The start could hardly have been more inauspicious, with the discovery during the enabling works of far more extensive asbestos than originally supposed. Sprayed on to act as sound as well as fire insulation in the former BBC recording studios, it had spread to neighbouring areas so virulently that the 22-week asbestos strip-out extended to almost a year.

Determined to keep the project’s head above water, Tony spent the time improving buildability for the main works. He also transferred works from the main contract into the enabling package to optimise resources already on site and to further explore some of the unknown elements. The latter proved a particularly valuable move when some of the foundations of the original Alexandra Palace, which burnt down 16 days after it opened, were uncovered, requiring an archaeological investigation and a redesign of the floor support structure.

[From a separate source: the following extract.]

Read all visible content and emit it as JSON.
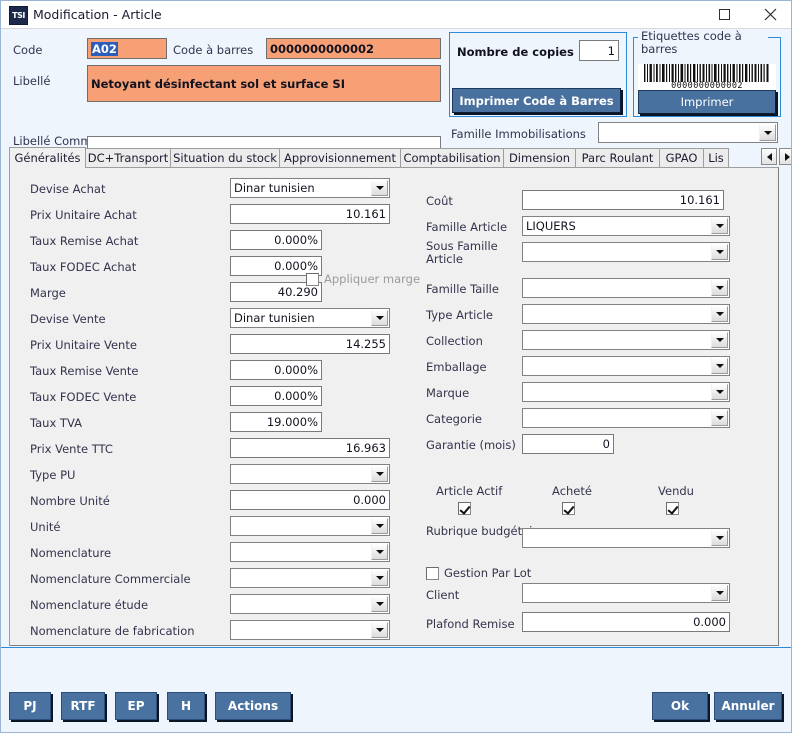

An even bigger headache was a budget entirely insufficient to cover all the client’s aspirations. Postponing the creation of a BBC museum in part of the building saved £4m, but the rest came from Tony’s vigorous and shrewd value engineering.

Among his massive contributions was the rejection of a costly temporary roof (the building’s walls subsequently turned out to have no foundations and so could not have supported one anyway). Tony’s alternative of installing a sacrificial single-ply membrane over the original felt provided a dry environment for carrying out repairs below. Likewise, he replaced the unaffordable 1,900sqm of brick paving for the east court with polished concrete.

And when several of the roof trusses were found to be so rotten that you could push your hand into them at their ends, he mitigated the delay and project impact that propping the trusses would have caused by installing the permanent structural steelwork already designed for the timber node points. He then had the rest of the steels manufactured and installed, allowed critical activities inside the building to continue.

He even saved money while providing a site exemplar of the ‘arrested decay’ design theme in the refurbishment of a derelict building in the grounds for use as site offices and welfare facilities. It was shown to all operatives during the quality induction as a demonstration of the design thrust and the quality of finish expected – and also diverted budget from site cabins to refurbishment works instead.